http://www.nzherald.co.nz/nz/news/article.cfm?c_id=1&objectid=11785299
http://www.nzherald.co.nz/nz/news/article.cfm?c_id=1&objectid=11784545

Yes and considering our economy basically runs on poo, by that i mean cow/ sheep poo and also increasing amounts of tourist poo, its really no wonder our waterways are suffering. I am aware gains have been made and farm practices are improving, its just the amount of it that is the problem, coupled with fertilisers, and we can blame our ancestors for clearing so much land, that there is no real buffer/ filter.
Modern NZ seems hell bent on using as many plastic bags as humanly possible (just go to your local new world). And our waste per head is embarrassing.
The ace in our export or brand pack of cards is this primordial clean green "image". If word gets out that this is just poppycock, our apples and milk powder will be just like any other plebs on high st, no premium, no competitive edge.

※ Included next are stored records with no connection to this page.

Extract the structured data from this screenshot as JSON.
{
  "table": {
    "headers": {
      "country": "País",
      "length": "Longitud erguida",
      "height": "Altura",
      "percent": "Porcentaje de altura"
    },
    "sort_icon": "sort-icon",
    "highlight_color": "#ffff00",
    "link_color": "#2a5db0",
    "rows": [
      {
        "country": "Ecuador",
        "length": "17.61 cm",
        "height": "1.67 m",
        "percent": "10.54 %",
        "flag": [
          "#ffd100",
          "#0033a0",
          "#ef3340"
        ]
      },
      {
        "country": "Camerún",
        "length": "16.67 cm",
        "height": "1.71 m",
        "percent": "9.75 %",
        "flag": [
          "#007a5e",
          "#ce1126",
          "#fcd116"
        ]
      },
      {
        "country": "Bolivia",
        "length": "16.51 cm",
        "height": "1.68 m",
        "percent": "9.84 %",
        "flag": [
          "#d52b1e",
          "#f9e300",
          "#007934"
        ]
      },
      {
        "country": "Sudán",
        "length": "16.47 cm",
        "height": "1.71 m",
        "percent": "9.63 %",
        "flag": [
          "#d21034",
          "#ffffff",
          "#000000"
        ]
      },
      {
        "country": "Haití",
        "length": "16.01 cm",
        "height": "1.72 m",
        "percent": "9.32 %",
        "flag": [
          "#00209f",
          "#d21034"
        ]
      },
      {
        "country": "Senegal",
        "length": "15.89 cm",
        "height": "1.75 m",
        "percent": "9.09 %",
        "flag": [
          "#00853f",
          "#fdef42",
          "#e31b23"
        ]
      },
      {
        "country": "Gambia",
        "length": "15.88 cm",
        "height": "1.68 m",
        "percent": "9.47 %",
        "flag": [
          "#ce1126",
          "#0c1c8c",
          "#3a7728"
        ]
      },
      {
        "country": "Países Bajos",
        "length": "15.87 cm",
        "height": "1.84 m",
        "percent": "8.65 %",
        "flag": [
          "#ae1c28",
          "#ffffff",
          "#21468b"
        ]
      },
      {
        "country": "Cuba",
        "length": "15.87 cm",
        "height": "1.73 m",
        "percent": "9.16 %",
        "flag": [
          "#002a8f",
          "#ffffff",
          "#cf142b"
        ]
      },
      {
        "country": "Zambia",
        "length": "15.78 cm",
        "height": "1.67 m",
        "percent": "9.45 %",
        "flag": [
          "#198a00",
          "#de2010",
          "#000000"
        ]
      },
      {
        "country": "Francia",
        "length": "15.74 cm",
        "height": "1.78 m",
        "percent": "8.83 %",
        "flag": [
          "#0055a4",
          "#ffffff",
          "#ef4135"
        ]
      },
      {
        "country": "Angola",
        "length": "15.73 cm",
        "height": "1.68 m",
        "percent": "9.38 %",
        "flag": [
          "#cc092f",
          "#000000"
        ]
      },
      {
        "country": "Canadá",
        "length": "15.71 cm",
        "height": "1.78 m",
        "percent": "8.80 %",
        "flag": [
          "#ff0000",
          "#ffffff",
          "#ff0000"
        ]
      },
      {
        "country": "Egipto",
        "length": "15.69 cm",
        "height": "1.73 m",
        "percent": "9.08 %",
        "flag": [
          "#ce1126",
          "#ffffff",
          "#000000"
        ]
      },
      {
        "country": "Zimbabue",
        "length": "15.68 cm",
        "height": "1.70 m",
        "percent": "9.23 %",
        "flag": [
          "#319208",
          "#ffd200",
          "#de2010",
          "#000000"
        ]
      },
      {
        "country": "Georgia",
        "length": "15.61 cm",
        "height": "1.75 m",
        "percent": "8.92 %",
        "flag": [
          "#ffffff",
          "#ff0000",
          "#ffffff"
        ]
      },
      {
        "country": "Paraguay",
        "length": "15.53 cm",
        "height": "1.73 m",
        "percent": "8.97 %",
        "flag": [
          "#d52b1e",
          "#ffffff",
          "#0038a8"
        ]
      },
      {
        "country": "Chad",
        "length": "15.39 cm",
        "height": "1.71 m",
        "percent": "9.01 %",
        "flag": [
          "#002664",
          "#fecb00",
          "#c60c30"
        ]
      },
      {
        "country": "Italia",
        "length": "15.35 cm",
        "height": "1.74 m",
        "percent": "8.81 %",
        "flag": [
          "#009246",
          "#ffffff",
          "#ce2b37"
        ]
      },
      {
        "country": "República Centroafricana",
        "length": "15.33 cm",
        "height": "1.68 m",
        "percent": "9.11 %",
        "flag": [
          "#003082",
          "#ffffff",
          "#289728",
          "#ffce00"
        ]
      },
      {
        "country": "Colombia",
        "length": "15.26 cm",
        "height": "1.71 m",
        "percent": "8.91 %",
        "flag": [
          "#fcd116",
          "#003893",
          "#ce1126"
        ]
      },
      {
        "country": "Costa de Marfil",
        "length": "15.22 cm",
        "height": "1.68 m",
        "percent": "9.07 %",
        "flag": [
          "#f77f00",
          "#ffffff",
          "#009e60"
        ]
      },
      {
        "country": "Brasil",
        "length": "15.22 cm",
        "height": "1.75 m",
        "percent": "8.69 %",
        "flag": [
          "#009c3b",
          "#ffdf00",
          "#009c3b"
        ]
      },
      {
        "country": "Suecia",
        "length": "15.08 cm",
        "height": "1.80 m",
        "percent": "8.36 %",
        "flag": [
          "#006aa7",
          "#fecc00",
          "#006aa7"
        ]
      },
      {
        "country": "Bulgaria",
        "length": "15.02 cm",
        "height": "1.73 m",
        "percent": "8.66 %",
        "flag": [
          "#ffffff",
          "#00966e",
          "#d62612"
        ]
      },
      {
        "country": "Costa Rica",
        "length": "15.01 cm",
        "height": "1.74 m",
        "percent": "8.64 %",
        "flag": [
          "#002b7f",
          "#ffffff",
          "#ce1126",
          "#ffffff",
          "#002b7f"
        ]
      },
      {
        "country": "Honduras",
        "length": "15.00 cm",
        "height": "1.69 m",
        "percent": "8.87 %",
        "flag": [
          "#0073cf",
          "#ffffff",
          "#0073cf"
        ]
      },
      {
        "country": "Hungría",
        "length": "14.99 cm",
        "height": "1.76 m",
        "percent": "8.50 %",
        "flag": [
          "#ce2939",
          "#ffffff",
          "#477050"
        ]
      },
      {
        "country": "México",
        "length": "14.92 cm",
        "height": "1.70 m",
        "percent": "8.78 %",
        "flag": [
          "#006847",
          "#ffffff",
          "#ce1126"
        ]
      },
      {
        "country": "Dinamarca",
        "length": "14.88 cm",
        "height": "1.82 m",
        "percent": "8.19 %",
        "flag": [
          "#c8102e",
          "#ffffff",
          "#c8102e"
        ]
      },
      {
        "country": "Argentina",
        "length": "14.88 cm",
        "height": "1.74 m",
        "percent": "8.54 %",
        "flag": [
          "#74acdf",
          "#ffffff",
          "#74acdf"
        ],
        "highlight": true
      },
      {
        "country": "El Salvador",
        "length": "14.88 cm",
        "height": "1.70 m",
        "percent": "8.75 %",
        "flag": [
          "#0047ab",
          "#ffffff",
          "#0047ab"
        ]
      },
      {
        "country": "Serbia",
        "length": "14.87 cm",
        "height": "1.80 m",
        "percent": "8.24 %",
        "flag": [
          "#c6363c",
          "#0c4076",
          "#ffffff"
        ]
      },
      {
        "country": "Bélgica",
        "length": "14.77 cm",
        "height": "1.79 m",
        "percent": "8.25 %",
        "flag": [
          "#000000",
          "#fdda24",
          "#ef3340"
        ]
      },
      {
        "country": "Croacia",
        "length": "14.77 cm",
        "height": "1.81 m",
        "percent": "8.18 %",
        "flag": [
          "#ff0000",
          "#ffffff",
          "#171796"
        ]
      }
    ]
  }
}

INNOVATE, DIVERSIFY, Kiwi's have always been great at innovation, no thousand year old traditions to get tangled up in.
Effective management can only come with effective leadership, politicians are so fickle its all knee jerk reactions and populist tinkering. Cmon this is our country, our slice of paradise, why would we want to shit in our own nest!!!
I Thank Gareth for stepping forward and giving us an alternative to career politicians shuffling around parliament oooing and aaaring across the floor continually on the election cycle.
to quote John key.... "Get some guts!"